Shortly thereafter, under the headline “Bush Regains His Footing,” Broder wrote (2/16/07):

It may seem perverse to suggest that, at the very moment the House of Representatives is repudiating his policy in Iraq, President Bush is poised for a political comeback. But don’t be astonished if that is the case.

After Bush administration officials left office, Broder expressed alarm at the idea that they might be held accountable (Extra!, 11/09). While claiming that he supported “accountability for illegal acts and for serious breaches of trust by government officials,” Broder (9/3/09) argued that Attorney General Eric Holder’s appointment of a special prosecutor gave him pause, because “it is the first step on a legal trail that could lead to trials.” Broder asked: “Ultimately, do we want to see Cheney, who backed these actions and still does, standing in the dock?” The answer was no: “The cost to the country would simply be too great.”

On Economics

Broder’s “centrism” was often expressed in the form of attacking Democrats who drifted leftward on economic issues.

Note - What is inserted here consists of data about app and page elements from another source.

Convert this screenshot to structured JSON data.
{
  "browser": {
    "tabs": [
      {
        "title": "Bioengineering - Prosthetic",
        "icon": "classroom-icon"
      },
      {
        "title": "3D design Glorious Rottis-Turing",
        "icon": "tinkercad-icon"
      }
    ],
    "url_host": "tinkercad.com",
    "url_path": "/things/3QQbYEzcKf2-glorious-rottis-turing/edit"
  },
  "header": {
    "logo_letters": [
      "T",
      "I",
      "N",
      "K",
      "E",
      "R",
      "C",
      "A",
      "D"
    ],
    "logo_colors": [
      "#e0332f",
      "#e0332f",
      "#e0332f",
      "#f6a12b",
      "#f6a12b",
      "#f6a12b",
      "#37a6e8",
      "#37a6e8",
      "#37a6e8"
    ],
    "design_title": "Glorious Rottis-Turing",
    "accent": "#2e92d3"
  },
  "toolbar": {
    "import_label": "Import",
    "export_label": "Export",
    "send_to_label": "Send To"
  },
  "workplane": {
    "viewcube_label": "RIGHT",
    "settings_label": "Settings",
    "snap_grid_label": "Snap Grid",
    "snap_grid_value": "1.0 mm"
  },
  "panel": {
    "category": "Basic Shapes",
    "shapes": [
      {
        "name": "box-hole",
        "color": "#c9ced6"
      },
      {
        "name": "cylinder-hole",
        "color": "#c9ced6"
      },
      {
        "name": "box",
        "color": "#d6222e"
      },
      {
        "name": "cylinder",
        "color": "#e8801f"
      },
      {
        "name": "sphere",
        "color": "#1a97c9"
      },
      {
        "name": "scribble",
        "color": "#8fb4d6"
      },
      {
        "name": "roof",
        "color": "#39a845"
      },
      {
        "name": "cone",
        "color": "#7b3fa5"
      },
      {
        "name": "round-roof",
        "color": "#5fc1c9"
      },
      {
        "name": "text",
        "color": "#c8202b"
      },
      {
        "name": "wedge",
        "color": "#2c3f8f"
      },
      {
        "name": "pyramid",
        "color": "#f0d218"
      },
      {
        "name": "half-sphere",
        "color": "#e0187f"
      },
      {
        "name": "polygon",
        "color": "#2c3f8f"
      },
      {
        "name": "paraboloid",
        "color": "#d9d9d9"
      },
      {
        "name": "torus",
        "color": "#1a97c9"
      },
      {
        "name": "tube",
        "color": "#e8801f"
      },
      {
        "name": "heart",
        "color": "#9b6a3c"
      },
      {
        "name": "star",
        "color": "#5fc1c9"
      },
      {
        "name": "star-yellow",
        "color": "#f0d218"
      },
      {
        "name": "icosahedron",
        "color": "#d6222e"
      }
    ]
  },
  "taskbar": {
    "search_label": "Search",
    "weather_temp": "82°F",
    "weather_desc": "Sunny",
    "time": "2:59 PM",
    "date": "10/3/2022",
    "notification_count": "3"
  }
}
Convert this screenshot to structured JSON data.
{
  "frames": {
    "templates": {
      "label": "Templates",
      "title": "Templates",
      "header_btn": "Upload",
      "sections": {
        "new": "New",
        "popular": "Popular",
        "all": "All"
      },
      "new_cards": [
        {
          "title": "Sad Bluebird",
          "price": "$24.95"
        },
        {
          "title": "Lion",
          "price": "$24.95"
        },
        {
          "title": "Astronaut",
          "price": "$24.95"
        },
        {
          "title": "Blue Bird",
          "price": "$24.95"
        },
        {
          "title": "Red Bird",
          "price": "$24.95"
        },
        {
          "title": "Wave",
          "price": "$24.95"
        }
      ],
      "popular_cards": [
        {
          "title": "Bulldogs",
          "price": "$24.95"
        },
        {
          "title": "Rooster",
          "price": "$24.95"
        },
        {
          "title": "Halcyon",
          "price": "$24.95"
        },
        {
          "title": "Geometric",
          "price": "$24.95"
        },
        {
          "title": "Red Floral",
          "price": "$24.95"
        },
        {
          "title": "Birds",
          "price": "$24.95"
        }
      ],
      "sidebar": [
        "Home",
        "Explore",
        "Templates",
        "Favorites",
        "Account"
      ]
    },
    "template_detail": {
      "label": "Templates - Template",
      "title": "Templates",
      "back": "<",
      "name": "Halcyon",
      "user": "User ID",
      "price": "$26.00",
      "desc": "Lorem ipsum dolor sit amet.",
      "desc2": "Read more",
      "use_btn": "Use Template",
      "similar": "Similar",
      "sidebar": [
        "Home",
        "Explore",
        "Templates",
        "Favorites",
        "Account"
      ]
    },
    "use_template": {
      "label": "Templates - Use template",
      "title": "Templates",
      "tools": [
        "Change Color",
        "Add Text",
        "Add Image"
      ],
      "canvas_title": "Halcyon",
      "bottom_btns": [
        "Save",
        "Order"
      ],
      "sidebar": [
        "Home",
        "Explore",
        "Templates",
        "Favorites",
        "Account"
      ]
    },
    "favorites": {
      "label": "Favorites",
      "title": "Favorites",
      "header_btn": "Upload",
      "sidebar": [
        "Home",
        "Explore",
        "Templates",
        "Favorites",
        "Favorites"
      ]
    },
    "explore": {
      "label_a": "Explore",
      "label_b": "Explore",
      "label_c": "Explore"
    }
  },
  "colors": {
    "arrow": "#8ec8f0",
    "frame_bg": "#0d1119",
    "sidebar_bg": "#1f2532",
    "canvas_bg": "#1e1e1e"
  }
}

Those who were critical of NAFTA-style trade pacts were “irresponsible” (8/12/07), for example.

Consistent with his frequent calls for greater bipartisanship, Broder called on Obama and the Democrats to make the stimulus bill more Republican-friendly. Broder (2/1/09) wrote that it was “really important for Obama to take the time to negotiate for more than token Republican support in the Senate…. Nothing was more central to his victory last fall than his claim that he could break the partisan gridlock in Washington.”

And Broder (10/24/10) expressed hope that right-wing austerity economics in the U.K could be adopted in the U.S. As noted in Extra! (1/11):

Broder praised Britain’s coalition government, led by Conservative prime minister David Cameron, for “boldly” enacting a “painful” austerity agenda and “brushing aside the warnings of economists that the sudden, severe medicine could cut short Britain’s economic recovery.” (He’s not exaggerating; economists–see Paul Krugman, New York Times, 10/22/10, or Dean Baker, Guardian, 10/25/10–indeed affirm that Britain’s plan to slash spending and raise taxes in the midst of a deep downturn is a recipe for economic disaster.)
Broder expressed hope that a Republican victory in November would allow a similar “breakthrough” to happen in the U.S.:

If Republicans emerge next month with sufficient leverage in the House and Senate to approach Obama with a proposition, they could insist that he “do a Cameron” when it comes to federal spending: a radical rollback now in the welfare state in return for a two-year truce on such policy questions as repeal of the healthcare law.The vehicle could well be Obama’s strong endorsement of the December 1 report from his fiscal responsibility commission, which is expected to emphasize spending discipline over raising revenue. This would offer major gains to both parties, and set the stage for another experiment in the British model.

Looking back on Broder’s work, it’s clear that he did indeed have ideologically based opinions on many issues, generally inclined toward pushing our political culture to the right. That Broder succeeded in getting people to think of this ideology as a non-ideology is perhaps his most impressive accomplishment as a writer.